Excavation of a Swedish plague pit has revealed how a small village responded to an invisible killer. Caroline Ahlström Arcini pieces together an archaeology of crisis.
Over the past two summers Timothy Clack and Marcus Brittain have directed the first archaeological teams in the Lower Omo Valley, a remote part of south-western Ethiopia, to research long-term human responses to environmental change. What did they find there?
The sprawling city at Angkor covered, at its peak, an astonishing 1,000km², and formed the heart of a Khmer Empire which spread across present day Vietnam, Laos, Cambodia and Thailand. Banteay Chhmar is one of the crowning glories of King Jayavarman VII’s reign (AD 1181-c.1219). But this magnificent Khmer temple, an architectural tour de force, lies crumbling in forest near the Cambodian border. John Sanday and the Global Heritage Fund must overcome more than just neglect to save this site for posterity.
Were mountains treacherous zones spurned by early people? Kevin Walsh and Florence Mocci share the 10 millennia long story of life above the 2,000m mark.
Whether it’s making a meal of man’s best friend, sailing the Gulf of Mexico on the Mayan turtle, or assaulting the senses in subterranean ceremonies, Brian Fagan doggedly keeps us up to date.
The Hijaz Railway was vital to Ottoman ambitions in the First World War. Armed with Royal Flying Corps plans, a camera, and a Jordanian army helicopter, John Winterburn has gone in search of the desert war.
Last summer, one day stands out above all others: my first trip to Gordion (ancient Gordium), a Turkish city associated with Midas, and the golden touch of a Penn professor, Rodney Young.

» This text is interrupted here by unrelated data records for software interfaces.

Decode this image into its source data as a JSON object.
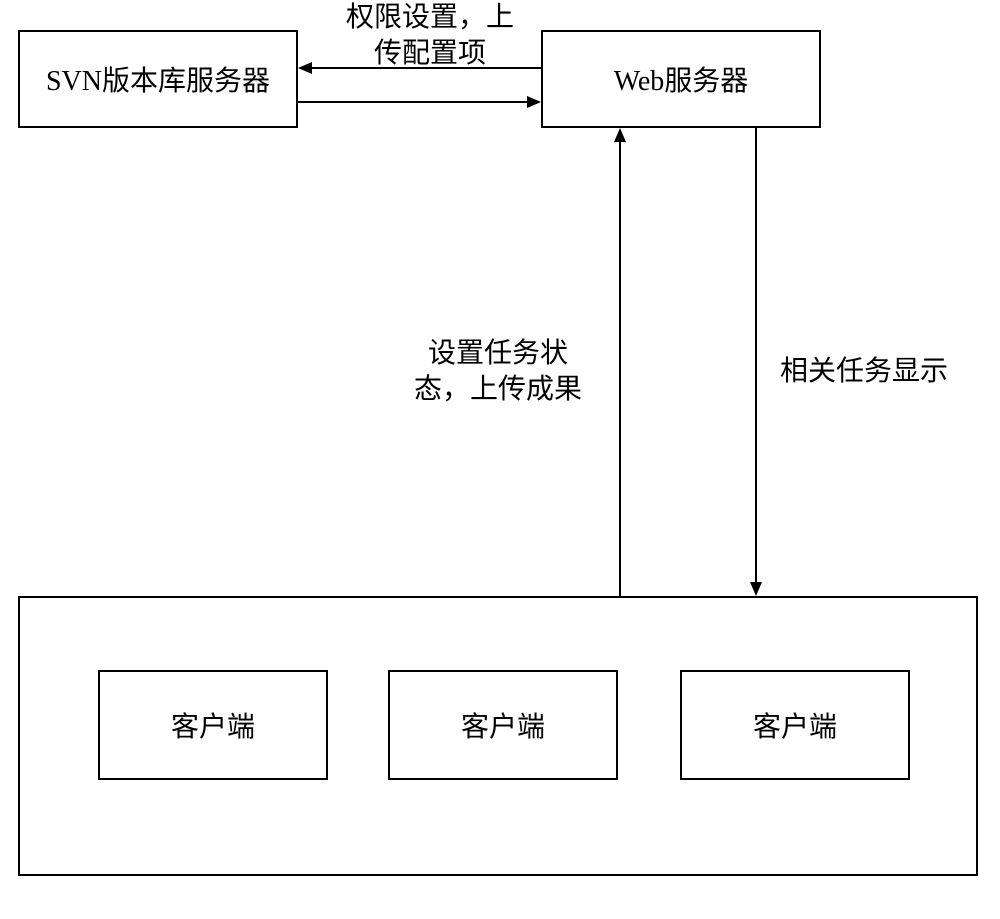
{
  "boxes": {
    "svn_server": "SVN版本库服务器",
    "web_server": "Web服务器",
    "client_1": "客户端",
    "client_2": "客户端",
    "client_3": "客户端"
  },
  "labels": {
    "top_label_line1": "权限设置，上",
    "top_label_line2": "传配置项",
    "mid_left_line1": "设置任务状",
    "mid_left_line2": "态，上传成果",
    "mid_right": "相关任务显示"
  }
}
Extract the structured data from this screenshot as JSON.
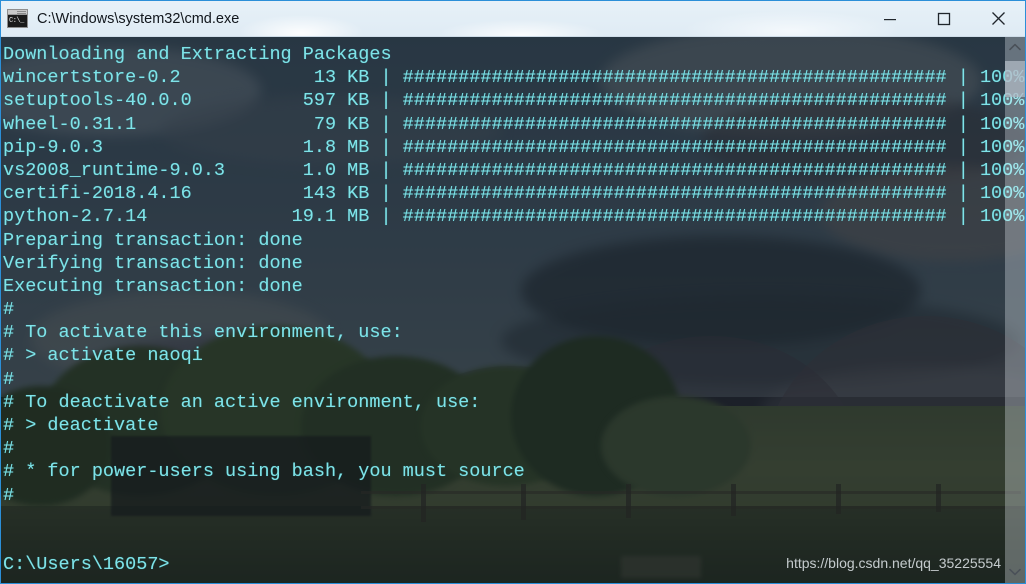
{
  "window": {
    "title": "C:\\Windows\\system32\\cmd.exe",
    "icon": "cmd-icon",
    "icon_glyph": "C:\\_",
    "border_color": "#2b8fd8",
    "controls": [
      {
        "name": "minimize",
        "label": "—"
      },
      {
        "name": "maximize",
        "label": "□"
      },
      {
        "name": "close",
        "label": "✕"
      }
    ]
  },
  "console": {
    "foreground_color": "#7fe3e8",
    "background_color": "rgba(10,18,26,0.62)",
    "header": "Downloading and Extracting Packages",
    "bar_char": "#",
    "bar_length": 49,
    "packages": [
      {
        "name": "wincertstore-0.2",
        "size": "13 KB",
        "percent": "100%"
      },
      {
        "name": "setuptools-40.0.0",
        "size": "597 KB",
        "percent": "100%"
      },
      {
        "name": "wheel-0.31.1",
        "size": "79 KB",
        "percent": "100%"
      },
      {
        "name": "pip-9.0.3",
        "size": "1.8 MB",
        "percent": "100%"
      },
      {
        "name": "vs2008_runtime-9.0.3",
        "size": "1.0 MB",
        "percent": "100%"
      },
      {
        "name": "certifi-2018.4.16",
        "size": "143 KB",
        "percent": "100%"
      },
      {
        "name": "python-2.7.14",
        "size": "19.1 MB",
        "percent": "100%"
      }
    ],
    "transactions": [
      "Preparing transaction: done",
      "Verifying transaction: done",
      "Executing transaction: done"
    ],
    "notes": [
      "#",
      "# To activate this environment, use:",
      "# > activate naoqi",
      "#",
      "# To deactivate an active environment, use:",
      "# > deactivate",
      "#",
      "# * for power-users using bash, you must source",
      "#",
      "",
      "",
      "C:\\Users\\16057>"
    ],
    "prompt": "C:\\Users\\16057>"
  },
  "scrollbar": {
    "up_arrow": "⌃",
    "down_arrow": "⌄"
  },
  "watermark": {
    "text": "https://blog.csdn.net/qq_35225554"
  }
}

From all I had heard, I assumed it would be arid and charmless. But archaeologists are the very worst travel-guides. Seldom, if ever, […]
Spanning Emperor Constantine’s inauguration of Constantinople in AD 330 to the city’s fall to the Ottomans in AD 1453, Byzantium is one of history’s most complex, fascinating, and misunderstood Empires. A Companion to Byzantium aims not to provide a blow-by-blow narrative history describing every nuance of Byzantium, but to explore issues and themes that are […]
This summer the treasures of Alexander the Great’s family will grace the Ashmolean Museum. Andrew Selkirk examines the grave goods of a noble lineage.
The remains – remarkably unprepossessing amid the spectacular ruins of classical Rome all around – comprise postholes, wall-slots, and drainage gullies, defining three small structures.